:: Web page and app entries ::
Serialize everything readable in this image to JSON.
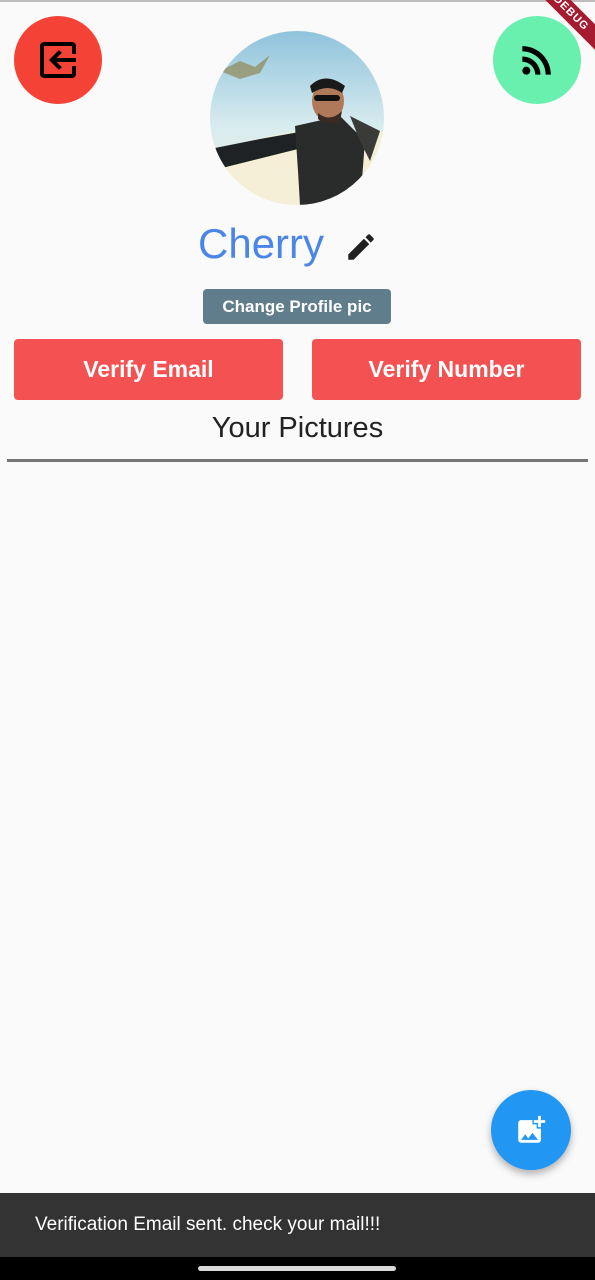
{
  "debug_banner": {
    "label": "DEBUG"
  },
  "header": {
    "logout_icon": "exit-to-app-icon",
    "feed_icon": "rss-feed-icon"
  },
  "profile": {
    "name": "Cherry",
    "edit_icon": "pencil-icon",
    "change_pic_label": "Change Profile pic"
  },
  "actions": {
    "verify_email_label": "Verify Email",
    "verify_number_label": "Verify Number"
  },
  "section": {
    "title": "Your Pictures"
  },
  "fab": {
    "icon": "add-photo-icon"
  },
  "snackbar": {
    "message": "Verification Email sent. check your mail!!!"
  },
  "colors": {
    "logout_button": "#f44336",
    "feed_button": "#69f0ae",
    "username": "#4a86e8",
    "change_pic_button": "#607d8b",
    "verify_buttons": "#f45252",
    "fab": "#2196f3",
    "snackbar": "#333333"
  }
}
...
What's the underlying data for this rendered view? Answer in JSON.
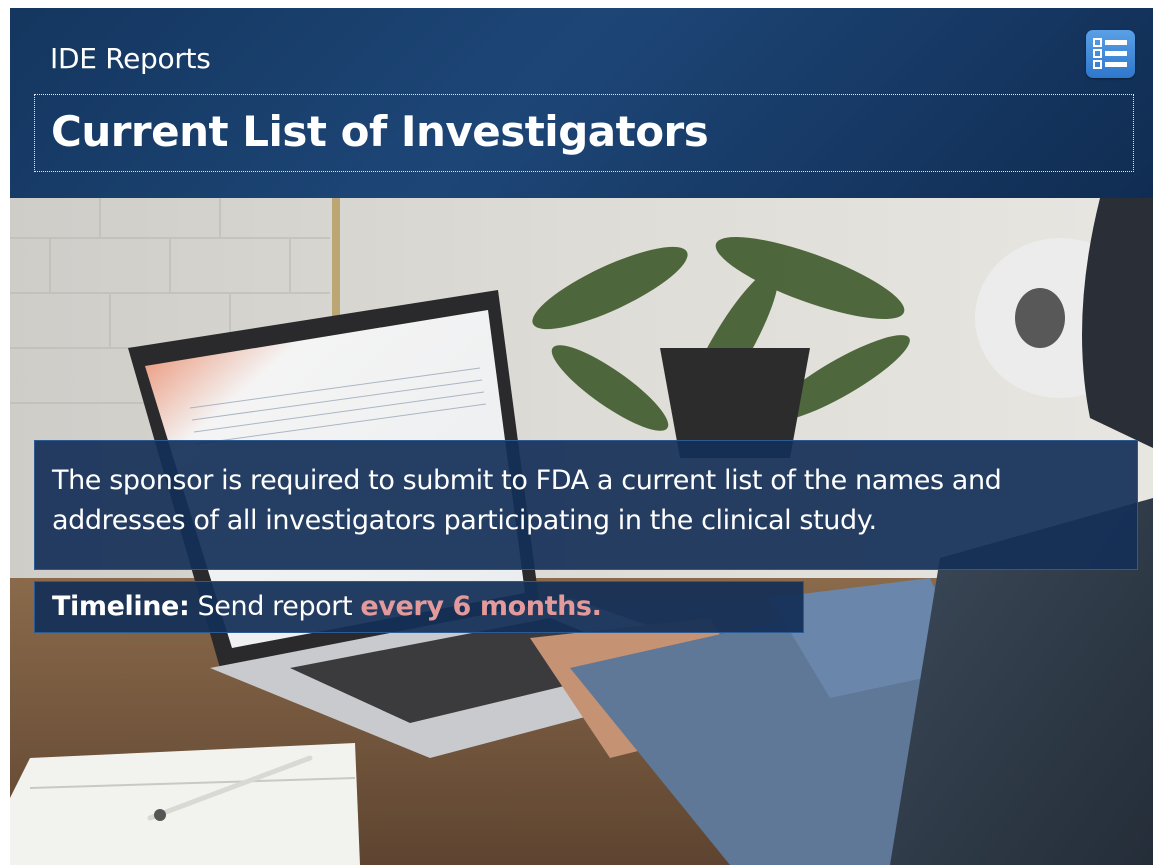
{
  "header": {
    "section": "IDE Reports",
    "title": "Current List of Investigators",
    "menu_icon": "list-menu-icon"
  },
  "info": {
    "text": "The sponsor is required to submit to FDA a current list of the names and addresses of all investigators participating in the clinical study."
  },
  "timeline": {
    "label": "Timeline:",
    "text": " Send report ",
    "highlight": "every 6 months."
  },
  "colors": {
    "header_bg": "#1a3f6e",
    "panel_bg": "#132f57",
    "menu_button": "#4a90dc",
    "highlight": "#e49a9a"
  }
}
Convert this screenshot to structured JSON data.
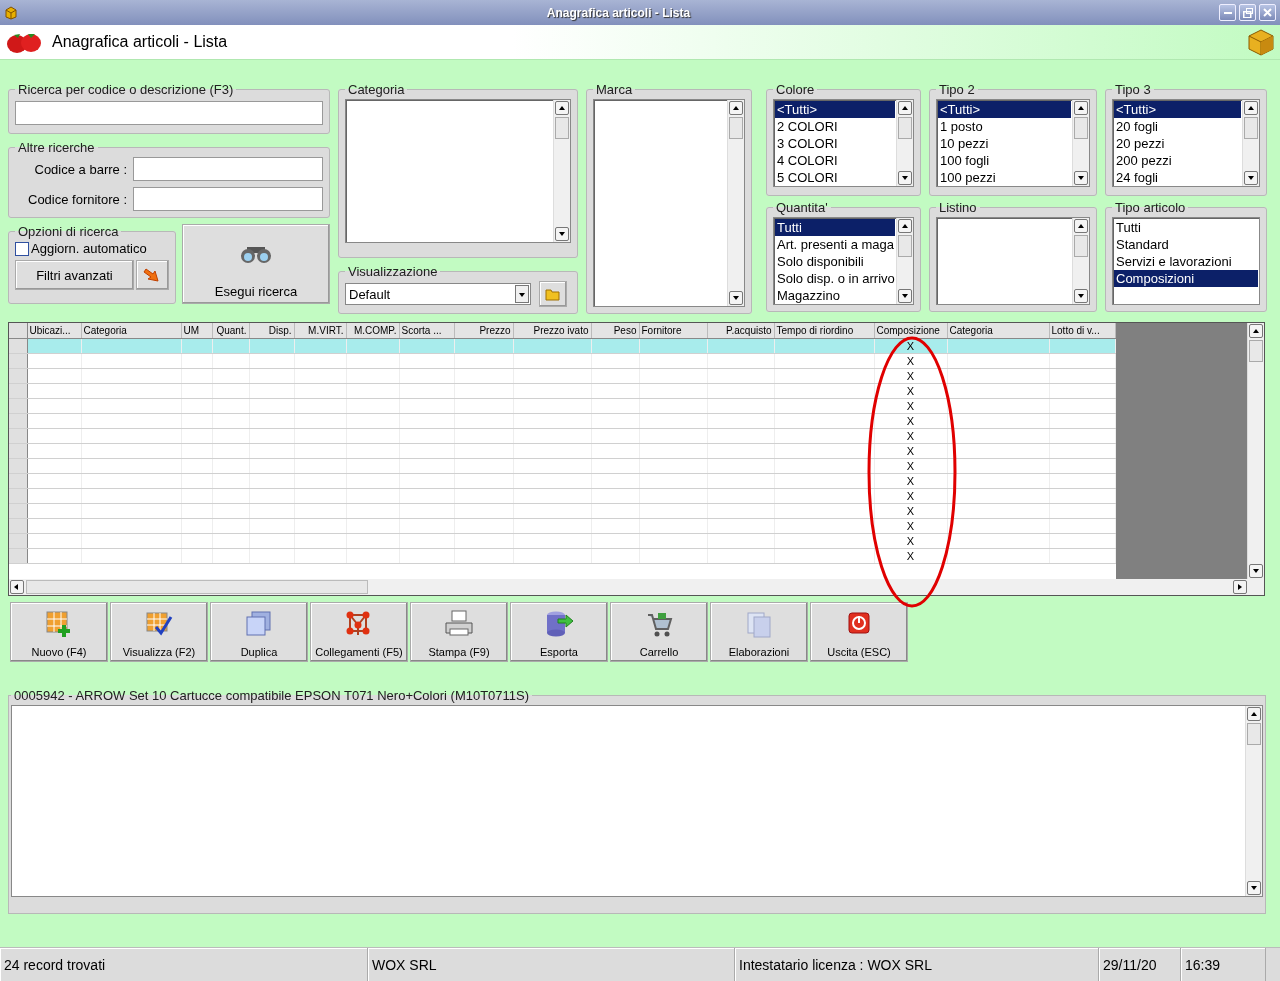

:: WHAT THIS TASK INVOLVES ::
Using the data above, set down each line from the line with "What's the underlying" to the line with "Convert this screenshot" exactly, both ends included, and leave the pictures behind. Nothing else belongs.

:: ANSWER TO THIS EXERCISE ::
What's the underlying data for this rendered view? Answer in JSON.
{
  "header": {
    "section": "IDE Reports",
    "title": "Current List of Investigators",
    "menu_icon": "list-menu-icon"
  },
  "info": {
    "text": "The sponsor is required to submit to FDA a current list of the names and addresses of all investigators participating in the clinical study."
  },
  "timeline": {
    "label": "Timeline:",
    "text": " Send report ",
    "highlight": "every 6 months."
  },
  "colors": {
    "header_bg": "#1a3f6e",
    "panel_bg": "#132f57",
    "menu_button": "#4a90dc",
    "highlight": "#e49a9a"
  }
}
Convert this screenshot to structured JSON data.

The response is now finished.